INDIVIDUALZING FLUID THERAPY
The dangers of hypovolemia and hypotension
Intraoperative hypovolemia (loss of > 10% of the blood volume) results in tissue hypoperfusion, which leads to metabolic acidosis
and increased morbidity and mortality.12,13
Absolute hypovolemia refers to the actual loss of volume from the extracellular space, such as from blood loss. Furthermore, the stress of major
surgery and anesthesia can alter fluid distribution to the body's fluid compartments and promote salt (sodium, chloride) and
water retention, which may take five to 10 days to return to normal.
Relative hypovolemia (blood volume is normal but insufficient because of widespread vasodilation) is caused by diseases (e.g. sepsis, trauma) or drugs (e.g. anesthetics) that produce vasodilation and results in dilatation of the intravascular space and a decrease in the effective
circulating blood volume.
Both absolute and relative hypovolemia cause hypotension. Absolute hypovolemia requires fluid replacement, while relative
hypovolemia requires careful consideration of its cause (anesthesia, trauma, sepsis) and the side effects of intravenous fluid
administration. Note that fluids do not correct vasodilatation.
Five factors to consider
The question is, how should current knowledge be used to provide the most medically rational perioperative fluid therapy possible?
The following are five considerations to help optimize intravenous fluid delivery. (Also see sidebar " A guide to optimal perioperative fluid therapy".) 29-32
A guide to optimal perioperative fluid therapy
1. Preoperative fluid loss and fluid loading
Basal fluid water requirements depend on metabolic rate and rarely exceed 1 to 2 ml/kg/hr at room temperature (70 F) in dogs
and cats.14 Any attempt to restore estimates of fluid deficit due to dehydration with a crystalloid immediately preoperatively (within
one to four hours of the surgery) or intraoperatively almost always leads to tissue edema. Simple dehydration (i.e. loss of water alone) results in proportional reductions of both interstitial fluid and plasma volume. The dehydrated interstitium

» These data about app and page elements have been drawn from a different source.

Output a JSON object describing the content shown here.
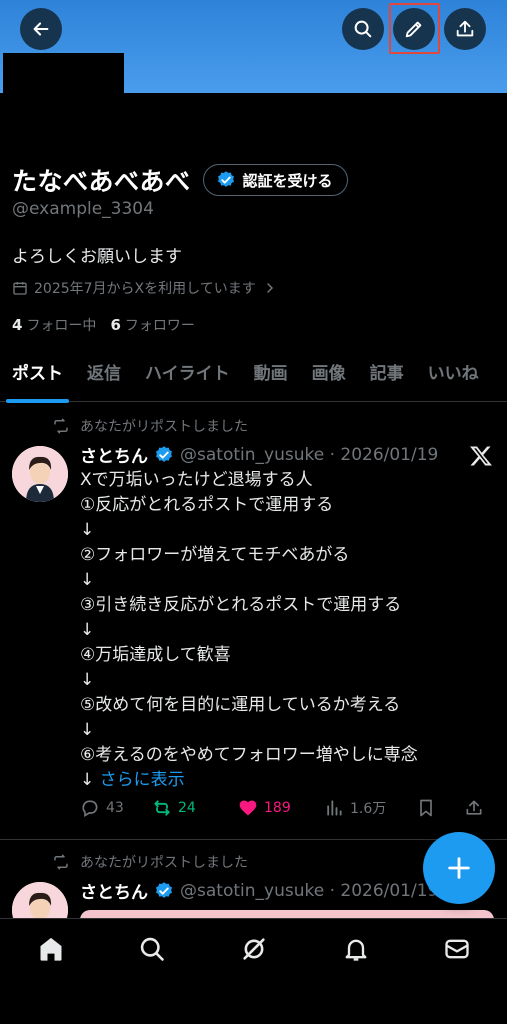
{
  "profile": {
    "display_name": "たなべあべあべ",
    "verify_label": "認証を受ける",
    "handle": "@example_3304",
    "bio": "よろしくお願いします",
    "joined": "2025年7月からXを利用しています",
    "following_count": "4",
    "following_label": "フォロー中",
    "followers_count": "6",
    "followers_label": "フォロワー"
  },
  "tabs": [
    "ポスト",
    "返信",
    "ハイライト",
    "動画",
    "画像",
    "記事",
    "いいね"
  ],
  "posts": [
    {
      "repost_label": "あなたがリポストしました",
      "author": "さとちん",
      "handle_date": "@satotin_yusuke · 2026/01/19",
      "lines": [
        "Xで万垢いったけど退場する人",
        "①反応がとれるポストで運用する",
        "↓",
        "②フォロワーが増えてモチベあがる",
        "↓",
        "③引き続き反応がとれるポストで運用する",
        "↓",
        "④万垢達成して歓喜",
        "↓",
        "⑤改めて何を目的に運用しているか考える",
        "↓",
        "⑥考えるのをやめてフォロワー増やしに専念"
      ],
      "more_prefix": "↓ ",
      "more_label": "さらに表示",
      "replies": "43",
      "reposts": "24",
      "likes": "189",
      "views": "1.6万"
    },
    {
      "repost_label": "あなたがリポストしました",
      "author": "さとちん",
      "handle_date": "@satotin_yusuke · 2026/01/19"
    }
  ],
  "colors": {
    "accent": "#1d9bf0",
    "like": "#f91880",
    "repost": "#00ba7c",
    "banner": "#4a9ded"
  },
  "icons": {
    "back": "arrow-left-icon",
    "search": "search-icon",
    "edit": "pencil-icon",
    "share": "upload-icon"
  }
}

absorbs the crystalloid solutions that are infused and decreases their effectiveness to produce plasma volume expansion.
Furthermore, there is no evidence to support preoperative fluid loading with a crystalloid to prevent hypotension during anesthesia

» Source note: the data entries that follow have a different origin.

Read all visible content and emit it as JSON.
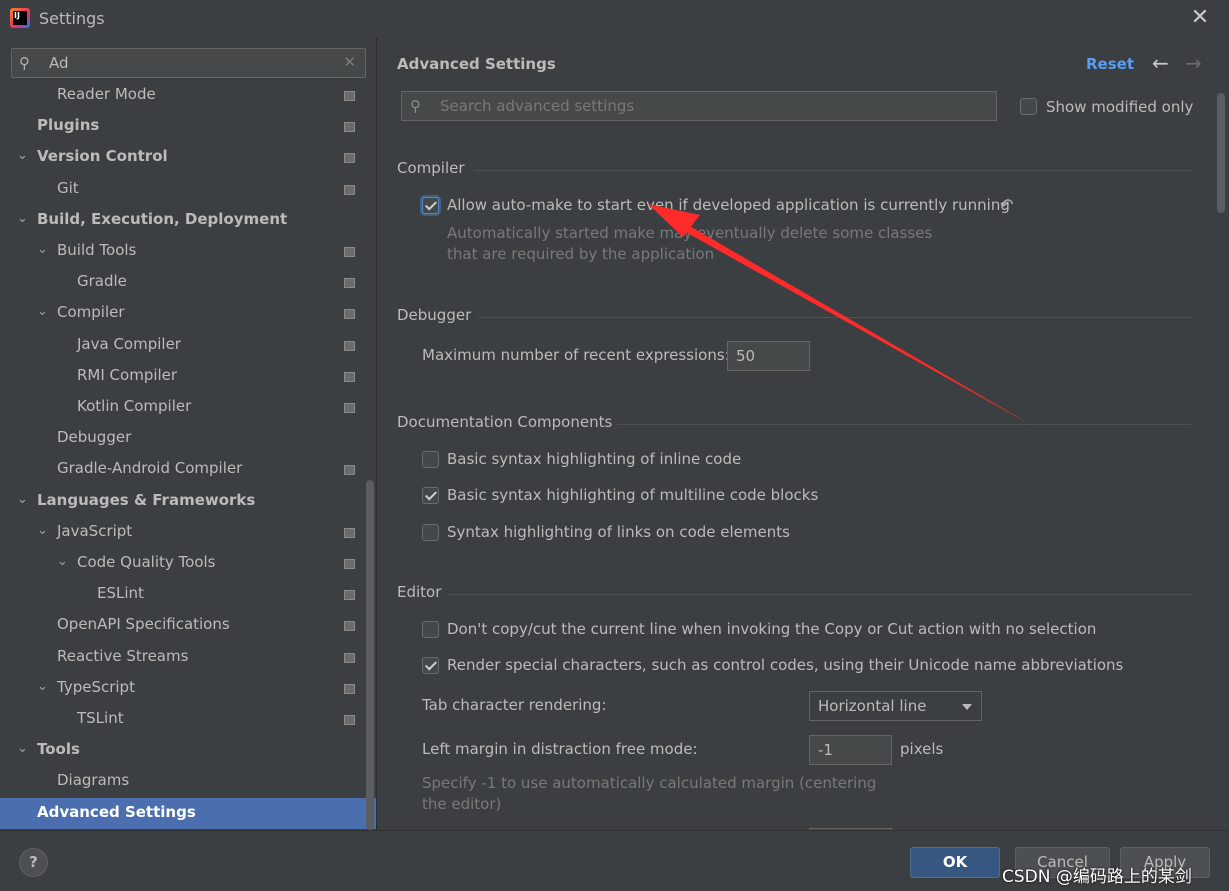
{
  "window": {
    "title": "Settings",
    "close_icon": "close-icon",
    "app_icon_text": "IJ"
  },
  "sidebar": {
    "search_value": "Ad",
    "items": [
      {
        "label": "Reader Mode",
        "level": 2,
        "bold": false,
        "toggle": "",
        "page_icon": true
      },
      {
        "label": "Plugins",
        "level": 1,
        "bold": true,
        "toggle": "",
        "page_icon": true
      },
      {
        "label": "Version Control",
        "level": 1,
        "bold": true,
        "toggle": "⌄",
        "page_icon": true
      },
      {
        "label": "Git",
        "level": 2,
        "bold": false,
        "toggle": "",
        "page_icon": true
      },
      {
        "label": "Build, Execution, Deployment",
        "level": 1,
        "bold": true,
        "toggle": "⌄",
        "page_icon": false
      },
      {
        "label": "Build Tools",
        "level": 2,
        "bold": false,
        "toggle": "⌄",
        "page_icon": true
      },
      {
        "label": "Gradle",
        "level": 3,
        "bold": false,
        "toggle": "",
        "page_icon": true
      },
      {
        "label": "Compiler",
        "level": 2,
        "bold": false,
        "toggle": "⌄",
        "page_icon": true
      },
      {
        "label": "Java Compiler",
        "level": 3,
        "bold": false,
        "toggle": "",
        "page_icon": true
      },
      {
        "label": "RMI Compiler",
        "level": 3,
        "bold": false,
        "toggle": "",
        "page_icon": true
      },
      {
        "label": "Kotlin Compiler",
        "level": 3,
        "bold": false,
        "toggle": "",
        "page_icon": true
      },
      {
        "label": "Debugger",
        "level": 2,
        "bold": false,
        "toggle": "",
        "page_icon": false
      },
      {
        "label": "Gradle-Android Compiler",
        "level": 2,
        "bold": false,
        "toggle": "",
        "page_icon": true
      },
      {
        "label": "Languages & Frameworks",
        "level": 1,
        "bold": true,
        "toggle": "⌄",
        "page_icon": false
      },
      {
        "label": "JavaScript",
        "level": 2,
        "bold": false,
        "toggle": "⌄",
        "page_icon": true
      },
      {
        "label": "Code Quality Tools",
        "level": 3,
        "bold": false,
        "toggle": "⌄",
        "page_icon": true
      },
      {
        "label": "ESLint",
        "level": 4,
        "bold": false,
        "toggle": "",
        "page_icon": true
      },
      {
        "label": "OpenAPI Specifications",
        "level": 2,
        "bold": false,
        "toggle": "",
        "page_icon": true
      },
      {
        "label": "Reactive Streams",
        "level": 2,
        "bold": false,
        "toggle": "",
        "page_icon": true
      },
      {
        "label": "TypeScript",
        "level": 2,
        "bold": false,
        "toggle": "⌄",
        "page_icon": true
      },
      {
        "label": "TSLint",
        "level": 3,
        "bold": false,
        "toggle": "",
        "page_icon": true
      },
      {
        "label": "Tools",
        "level": 1,
        "bold": true,
        "toggle": "⌄",
        "page_icon": false
      },
      {
        "label": "Diagrams",
        "level": 2,
        "bold": false,
        "toggle": "",
        "page_icon": false
      },
      {
        "label": "Advanced Settings",
        "level": 1,
        "bold": true,
        "toggle": "",
        "page_icon": false,
        "selected": true
      }
    ]
  },
  "main": {
    "title": "Advanced Settings",
    "reset_label": "Reset",
    "search_placeholder": "Search advanced settings",
    "show_modified_label": "Show modified only",
    "compiler": {
      "header": "Compiler",
      "auto_make_label": "Allow auto-make to start even if developed application is currently running",
      "auto_make_hint": "Automatically started make may eventually delete some classes that are required by the application"
    },
    "debugger": {
      "header": "Debugger",
      "max_expr_label": "Maximum number of recent expressions:",
      "max_expr_value": "50"
    },
    "docs": {
      "header": "Documentation Components",
      "inline_label": "Basic syntax highlighting of inline code",
      "multiline_label": "Basic syntax highlighting of multiline code blocks",
      "links_label": "Syntax highlighting of links on code elements"
    },
    "editor": {
      "header": "Editor",
      "no_copy_label": "Don't copy/cut the current line when invoking the Copy or Cut action with no selection",
      "render_special_label": "Render special characters, such as control codes, using their Unicode name abbreviations",
      "tab_render_label": "Tab character rendering:",
      "tab_render_value": "Horizontal line",
      "left_margin_label": "Left margin in distraction free mode:",
      "left_margin_value": "-1",
      "left_margin_unit": "pixels",
      "left_margin_hint": "Specify -1 to use automatically calculated margin (centering the editor)"
    }
  },
  "footer": {
    "help_label": "?",
    "ok_label": "OK",
    "cancel_label": "Cancel",
    "apply_label": "Apply"
  },
  "watermark": "CSDN @编码路上的某剑",
  "colors": {
    "accent": "#4b6eaf",
    "link": "#589df6",
    "annotation_arrow": "#ff2a2a"
  }
}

(Table 2).15 Studies in both hydrated and dehydrated human surgical candidates suggest that it is an ineffective and unfounded practice
whether or not patients have been fasted.11,14-18 Fluid loading immediately before anesthesia and surgery in an attempt to replace fluid losses due to mild dehydration should
Table 2: Treatment of hypotension
Arterial blood pressure and tissue perfusion (mucous membrane color, capillary refill time) should be normalized and stabilized
in animals that are moderately to severely dehydrated, if time permits, before the animals are anesthetized. And only 75%
to 80% of the dehydration deficit should be replaced during the 24 hours before anesthesia, to avoid fluid overload. The fluid
deficit due to dehydration can gradually be replaced over 24 to 48 hours after surgery.19
2. Fasting loss
Mature dogs and cats can be fasted for six to eight hours; however, for older and younger animals, two to three hours of fasting
before surgery is more appropriate.20,,21 Except for medical or behavioral reasons, access to water should be allowed until the preanesthetic medication is administered.
An additional 1 to 2 ml/kg of crystalloid can be added to the base fluid administration rate for each hour the animal does
not have access to water before surgery and can be administered during the first hour of surgery to replace water losses if
water has been withheld.14
3. Insensible loss
Insensible fluid loss in people and animals is generally less than 1 to 2 ml/kg/hr during anesthesia.9,14 Evaporative losses from surgically traumatized tissues are more difficult to assess but have been experimentally determined
to range from 2 to 30 ml/hr in nonexteriorized and exteriorized viscera, respectively.22 Surgically manipulated tissues do not accumulate marked amounts of fluid unless they are severely inflamed or traumatized.
These insensible fluid losses, taken together with basal and fasting losses, suggest that initial rates for intravenous fluid
replacement to otherwise normal healthy dogs and cats rarely need to exceed 5 ml/kg/hr (basal + fasting + insensible). In
those circumstances in which greater rates of fluid administration are required (> 10 to 30 ml/kg/hr), the fluid should be
administered during the first hour and decreased to the basal rate while accounting for blood loss thereafter.23